Metaphorical alchemy can best be understood as cooking. You start with a number of individual ingredients. Each of these have their own unique flavour and texture, and will add something specific to the whole dish. After the cooking process, the flavours become distinct and yet also combine in such a way as to create something wholly unique. Mastering cooking is also learning how different ingredients can help bring the unique flavours of other ingredients out more.
The amounts of these ingredients are not identical in number or weight (or volume). Changing these amounts will change the nature of the result. For example, putting in a pinch of salt will draw out the flavours of the ingredients; but adding a tablespoon of salt will make the entire dish too salty.
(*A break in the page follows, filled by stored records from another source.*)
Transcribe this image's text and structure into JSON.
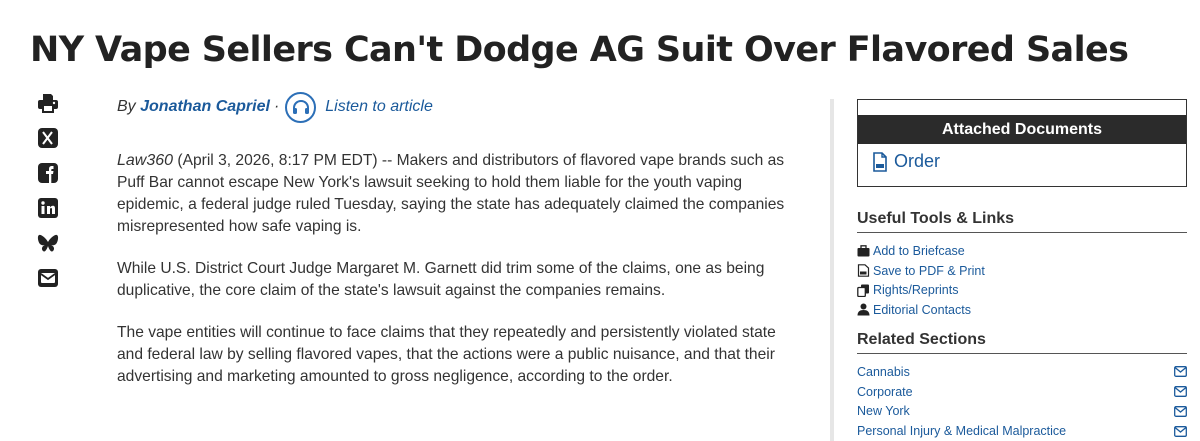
{
  "article": {
    "headline": "NY Vape Sellers Can't Dodge AG Suit Over Flavored Sales",
    "by_prefix": "By",
    "author": "Jonathan Capriel",
    "byline_separator": "·",
    "listen_label": "Listen to article",
    "source_name": "Law360",
    "dateline": " (April 3, 2026, 8:17 PM EDT) -- Makers and distributors of flavored vape brands such as Puff Bar cannot escape New York's lawsuit seeking to hold them liable for the youth vaping epidemic, a federal judge ruled Tuesday, saying the state has adequately claimed the companies misrepresented how safe vaping is.",
    "paragraphs": [
      "While U.S. District Court Judge Margaret M. Garnett did trim some of the claims, one as being duplicative, the core claim of the state's lawsuit against the companies remains.",
      "The vape entities will continue to face claims that they repeatedly and persistently violated state and federal law by selling flavored vapes, that the actions were a public nuisance, and that their advertising and marketing amounted to gross negligence, according to the order."
    ]
  },
  "share_icons": [
    "print-icon",
    "x-twitter-icon",
    "facebook-icon",
    "linkedin-icon",
    "bluesky-icon",
    "email-icon"
  ],
  "sidebar": {
    "attached_documents_title": "Attached Documents",
    "documents": [
      {
        "label": "Order",
        "icon": "pdf-icon"
      }
    ],
    "tools_title": "Useful Tools & Links",
    "tools": [
      {
        "label": "Add to Briefcase",
        "icon": "briefcase-icon"
      },
      {
        "label": "Save to PDF & Print",
        "icon": "pdf-icon"
      },
      {
        "label": "Rights/Reprints",
        "icon": "copy-icon"
      },
      {
        "label": "Editorial Contacts",
        "icon": "person-icon"
      }
    ],
    "related_title": "Related Sections",
    "related": [
      {
        "label": "Cannabis",
        "icon": "envelope-icon"
      },
      {
        "label": "Corporate",
        "icon": "envelope-icon"
      },
      {
        "label": "New York",
        "icon": "envelope-icon"
      },
      {
        "label": "Personal Injury & Medical Malpractice",
        "icon": "envelope-icon"
      }
    ]
  },
  "colors": {
    "link": "#1b5a9b",
    "header_bg": "#2b2b2b",
    "text": "#333333"
  }
}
So the proportions of each ingredient are as important as the nature of the ingredients themselves.
The process of cooking is also important. How hot is the fire underneath? Too hot and the food gets burnt; not enough and the process is either too slow or the ‘cooking’ just doesn’t happen at all. How much time does the process need to take? How variable does the temperature need to be? With cooking, there are a number of different methods which also change the process: roasting and baking, frying, boiling, and steaming. Each of these have a different effect on the food you will be cooking.
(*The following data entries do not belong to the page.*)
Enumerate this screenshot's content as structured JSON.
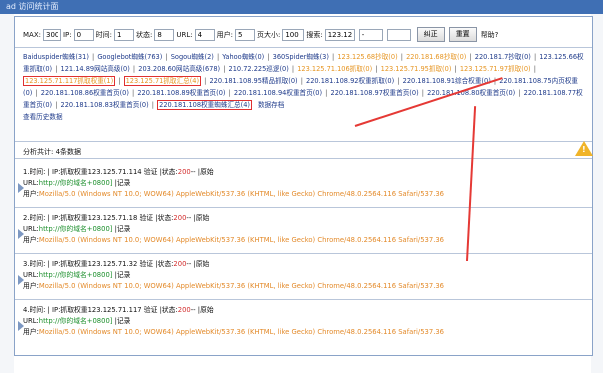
{
  "window": {
    "title": "ad 访问统计面"
  },
  "filter": {
    "max_label": "MAX:",
    "max_value": "300",
    "ip_label": "IP:",
    "ip_value": "0",
    "time_label": "时间:",
    "time_value": "1",
    "status_label": "状态:",
    "status_value": "8",
    "url_label": "URL:",
    "url_value": "4",
    "user_label": "用户:",
    "user_value": "5",
    "pagesize_label": "页大小:",
    "pagesize_value": "100",
    "search_label": "搜索:",
    "search_value": "123.12",
    "extra1_value": "-",
    "extra2_value": "",
    "confirm_label": "纠正",
    "reset_label": "重置",
    "help_label": "帮助?"
  },
  "links": [
    {
      "text": "Baiduspider蜘蛛(31)",
      "color": "blue"
    },
    {
      "text": "Googlebot蜘蛛(763)",
      "color": "blue"
    },
    {
      "text": "Sogou蜘蛛(2)",
      "color": "blue"
    },
    {
      "text": "Yahoo蜘蛛(0)",
      "color": "blue"
    },
    {
      "text": "360Spider蜘蛛(3)",
      "color": "blue"
    },
    {
      "text": "123.125.68抄取(0)",
      "color": "orange"
    },
    {
      "text": "220.181.68抄取(0)",
      "color": "orange"
    },
    {
      "text": "220.181.7抄取(0)",
      "color": "blue"
    },
    {
      "text": "123.125.66权重抓取(0)",
      "color": "blue"
    },
    {
      "text": "121.14.89网站高级(0)",
      "color": "blue"
    },
    {
      "text": "203.208.60网站高级(678)",
      "color": "blue"
    },
    {
      "text": "210.72.225巡逻(0)",
      "color": "blue"
    },
    {
      "text": "123.125.71.106抓取(0)",
      "color": "orange"
    },
    {
      "text": "123.125.71.95抓取(0)",
      "color": "orange"
    },
    {
      "text": "123.125.71.97抓取(0)",
      "color": "orange"
    },
    {
      "text": "123.125.71.117抓取权重(1)",
      "color": "orange",
      "boxed": true
    },
    {
      "text": "123.125.71抓取汇总(4)",
      "color": "orange",
      "boxed": true
    },
    {
      "text": "220.181.108.95精品抓取(0)",
      "color": "blue"
    },
    {
      "text": "220.181.108.92权重抓取(0)",
      "color": "blue"
    },
    {
      "text": "220.181.108.91综合权重(0)",
      "color": "blue"
    },
    {
      "text": "220.181.108.75内页权重(0)",
      "color": "blue"
    },
    {
      "text": "220.181.108.86权重首页(0)",
      "color": "blue"
    },
    {
      "text": "220.181.108.89权重首页(0)",
      "color": "blue"
    },
    {
      "text": "220.181.108.94权重首页(0)",
      "color": "blue"
    },
    {
      "text": "220.181.108.97权重首页(0)",
      "color": "blue"
    },
    {
      "text": "220.181.108.80权重首页(0)",
      "color": "blue"
    },
    {
      "text": "220.181.108.77权重首页(0)",
      "color": "blue"
    },
    {
      "text": "220.181.108.83权重首页(0)",
      "color": "blue"
    },
    {
      "text": "220.181.108权重蜘蛛汇总(4)",
      "color": "blue",
      "boxed": true
    }
  ],
  "extra_links": {
    "save": "数据存档",
    "history": "查看历史数据"
  },
  "summary": "分析共计: 4条数据",
  "records": [
    {
      "idx": "1.时间:",
      "ip": "IP:抓取权重123.125.71.114",
      "verify": "验证",
      "status_label": "状态:",
      "status": "200",
      "raw": "原始",
      "url_label": "URL:",
      "url": "http://你的域名+0800]",
      "log": "记录",
      "ua_label": "用户:",
      "ua": "Mozilla/5.0 (Windows NT 10.0; WOW64) AppleWebKit/537.36 (KHTML, like Gecko) Chrome/48.0.2564.116 Safari/537.36"
    },
    {
      "idx": "2.时间:",
      "ip": "IP:抓取权重123.125.71.18",
      "verify": "验证",
      "status_label": "状态:",
      "status": "200",
      "raw": "原始",
      "url_label": "URL:",
      "url": "http://你的域名+0800]",
      "log": "记录",
      "ua_label": "用户:",
      "ua": "Mozilla/5.0 (Windows NT 10.0; WOW64) AppleWebKit/537.36 (KHTML, like Gecko) Chrome/48.0.2564.116 Safari/537.36"
    },
    {
      "idx": "3.时间:",
      "ip": "IP:抓取权重123.125.71.32",
      "verify": "验证",
      "status_label": "状态:",
      "status": "200",
      "raw": "原始",
      "url_label": "URL:",
      "url": "http://你的域名+0800]",
      "log": "记录",
      "ua_label": "用户:",
      "ua": "Mozilla/5.0 (Windows NT 10.0; WOW64) AppleWebKit/537.36 (KHTML, like Gecko) Chrome/48.0.2564.116 Safari/537.36"
    },
    {
      "idx": "4.时间:",
      "ip": "IP:抓取权重123.125.71.117",
      "verify": "验证",
      "status_label": "状态:",
      "status": "200",
      "raw": "原始",
      "url_label": "URL:",
      "url": "http://你的域名+0800]",
      "log": "记录",
      "ua_label": "用户:",
      "ua": "Mozilla/5.0 (Windows NT 10.0; WOW64) AppleWebKit/537.36 (KHTML, like Gecko) Chrome/48.0.2564.116 Safari/537.36"
    }
  ],
  "colors": {
    "accent": "#1e3a8a",
    "orange": "#e69522",
    "highlight": "#e03030",
    "status_ok": "#d32f2f",
    "url": "#1c8f2c",
    "ua": "#e38a2a"
  },
  "icons": {
    "warning": "warning-icon"
  }
}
It no different with the processes of personal transformation. The ingredients can be aspects of our character — our virtues, beliefs, values, etc — combined with those aspects of others, situations, contexts, and so on. The processes can be quick, or they can be protracted over an extended period of time — weeks, months, or even years. We can undergo intense processes, or maybe gentle works of change.
Whatever it is, and however we go about cooking this wonderful meal, we then offer it to the world and to those around us as a gift that will hopefully also be beneficial. This is why the Confucian exegesis found in the Commentary on the Decision states:
聖人亨以享上帝， Shèngrén hēng yǐ xiǎng Shàng Dì,
而大亨以養聖賢。 Ér dà hēng yǐ yǎng shèng xián.
The Sage prospers because he makes offerings to the Divine Lord,Commentary on the Decision, Hexagram 50: DǏNG, I Ching, (my translation)
And yet there is great prosperity because of Sages and Worthy People.
It is not because of ‘Divine intervention’ that good things happen in the world, it is because “wise and worthy people” offer themselves, and their gifts and talents to the world. It is given with nothing other than the spirit of helping out for the benefit of all.
This is what the the hexagram DǏNG in the I Ching teaches us. When we make changes in our lives or in our societies, it’s usually because we realise that the ‘old’ way of doing things had become limiting; that is, it had stopped being beneficial to progress and continued growth.
Getting rid of the old will leave a void, and it is our responsibility to replace it with something new that is not just a new spin on the old pattern, but a genuinely new and authentic way that helps us and everyone else thrive and prosper.